You Can Actually Smell Sickness

So it's not exactly X-ray vision or mind reading, but average humans apparently have a pretty advanced ability: smelling sickness. New research suggests that people are able to detect sickness via smell in someone whose immune system is highly active. Take a big whiff, folks — certain diseases have particular scents. Those with diabetes reportedly have breath that smells like acetone or rotten apples. Scrofula, a tuberculosis infection, is often associated with stale beer, and yellow fever smells like a butcher's shop. Lovely.

Researchers at the Karolinska Institutet in Sweden say this olfactory wonder may help humans to avoid illness. The team injected eight people with either a toxin or a saline solution. Lipopolysaccharide, the toxin made from bacteria, is known for ramping up the immune system. Each participant wore tight shirts, waiting for Mother Nature to do her magic. Those with the toxin noticed higher body temperatures and increased levels of cytokines, a group of immune system molecules.

But the real test was with the lucky volunteers, a group of 40 participants, who got to smell the sweat samples. The verdict? They found those injected with the toxin had a more intense and unpleasant smell, and they also gave off an odor that was "unhealthier" than the people injected with just saline.

Researchers say this is "the first experimental evidence that disease smells and supports the notion of a 'behavioral immune response' that protects healthy individuals from sick ones by altering patterns of interpersonal contact."

The greater a person's immune system response, the funkier they get. Volunteers were able to note the change just a few hours after the body's reaction was triggered.

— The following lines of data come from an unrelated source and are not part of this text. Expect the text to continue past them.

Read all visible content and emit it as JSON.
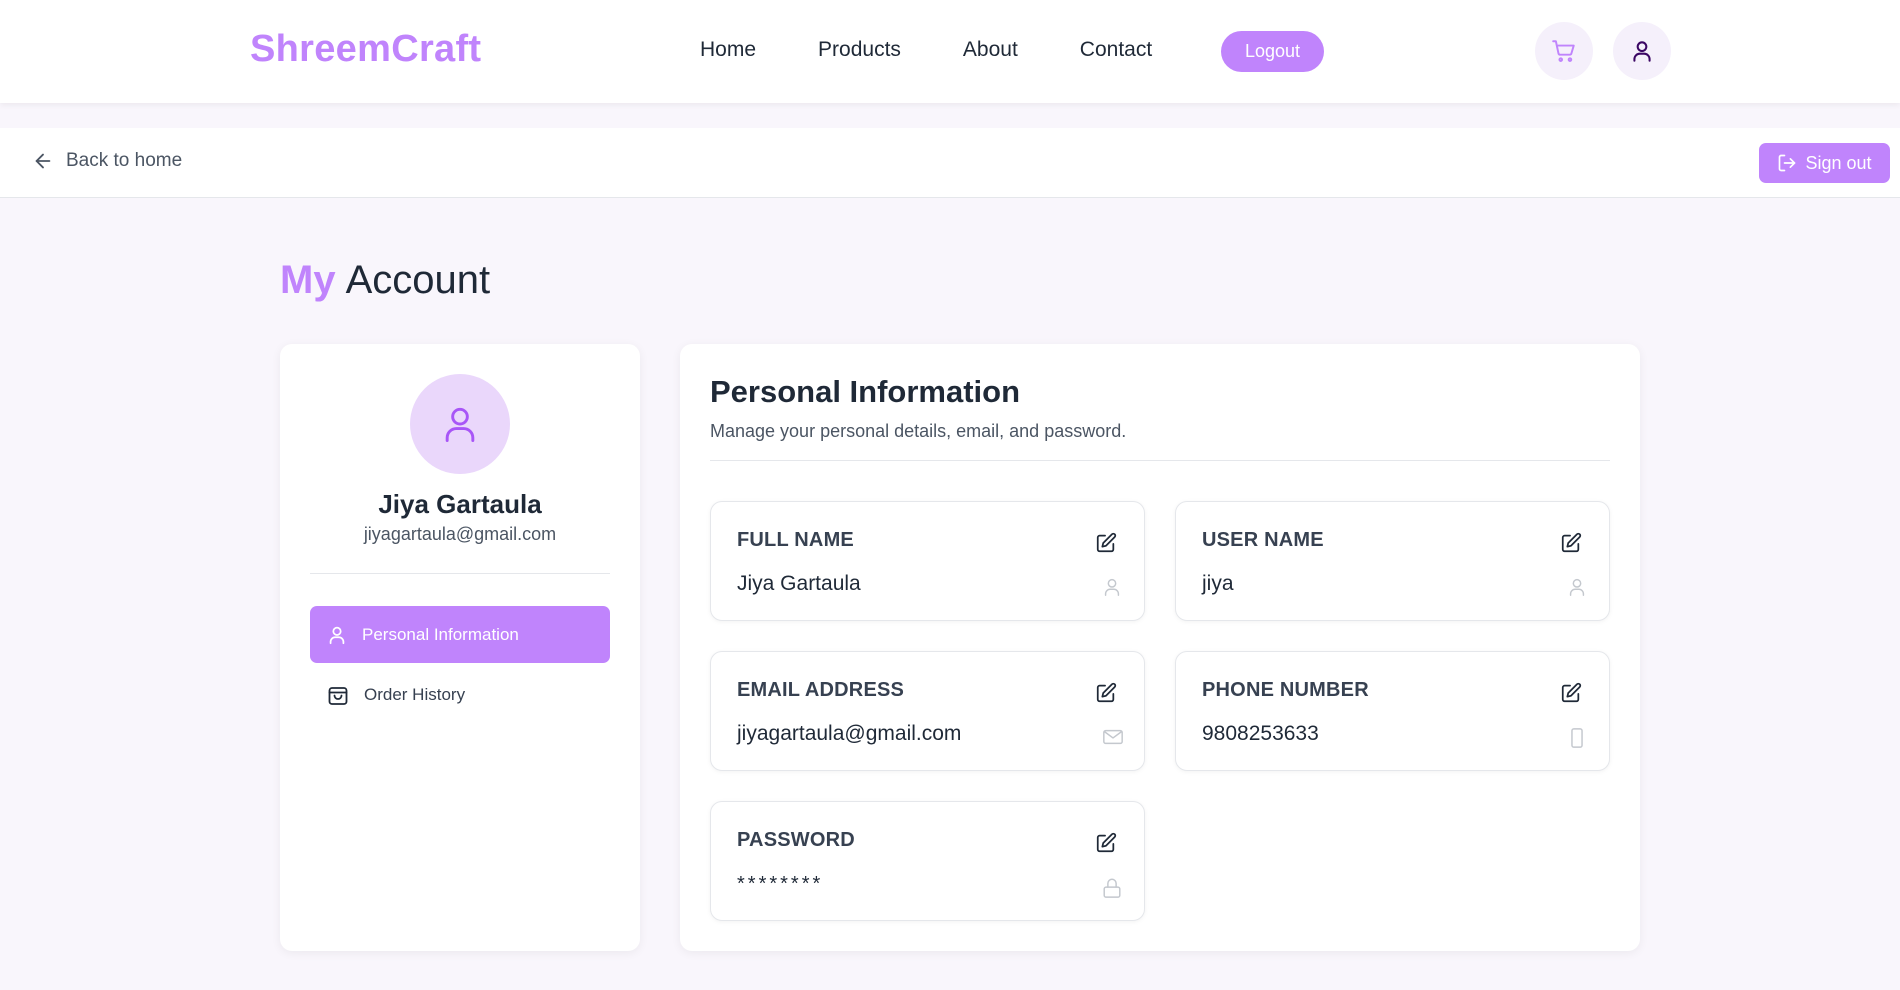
{
  "navbar": {
    "brand": "ShreemCraft",
    "links": [
      "Home",
      "Products",
      "About",
      "Contact"
    ],
    "logout_label": "Logout",
    "icons": [
      "cart-icon",
      "user-icon"
    ]
  },
  "subbar": {
    "back_label": "Back to home",
    "signout_label": "Sign out"
  },
  "page": {
    "title_accent": "My",
    "title_rest": "Account"
  },
  "profile": {
    "name": "Jiya Gartaula",
    "email": "jiyagartaula@gmail.com",
    "menu": [
      {
        "label": "Personal Information",
        "icon": "user-icon",
        "active": true
      },
      {
        "label": "Order History",
        "icon": "shopping-bag-icon",
        "active": false
      }
    ]
  },
  "personal_info": {
    "title": "Personal Information",
    "subtitle": "Manage your personal details, email, and password.",
    "fields": [
      {
        "label": "FULL NAME",
        "value": "Jiya Gartaula",
        "icon": "user-icon"
      },
      {
        "label": "USER NAME",
        "value": "jiya",
        "icon": "user-icon"
      },
      {
        "label": "EMAIL ADDRESS",
        "value": "jiyagartaula@gmail.com",
        "icon": "mail-icon"
      },
      {
        "label": "PHONE NUMBER",
        "value": "9808253633",
        "icon": "phone-icon"
      },
      {
        "label": "PASSWORD",
        "value": "********",
        "icon": "lock-icon"
      }
    ]
  },
  "colors": {
    "accent": "#c084fc",
    "accent_light": "#ead7fb",
    "background": "#f9f6fc"
  }
}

When scientists examined the number of odorous compounds in the both sample sets, they found no differences, which could mean the differences in odor isn't due to the amount, but the compounds' composition.

While the precise elements are yet to be identified, they say people definitely give off an "aversive signal." So, if the stranger next to you on the bus just switched seats, you might want to consider a trip to the doctor for a check-up.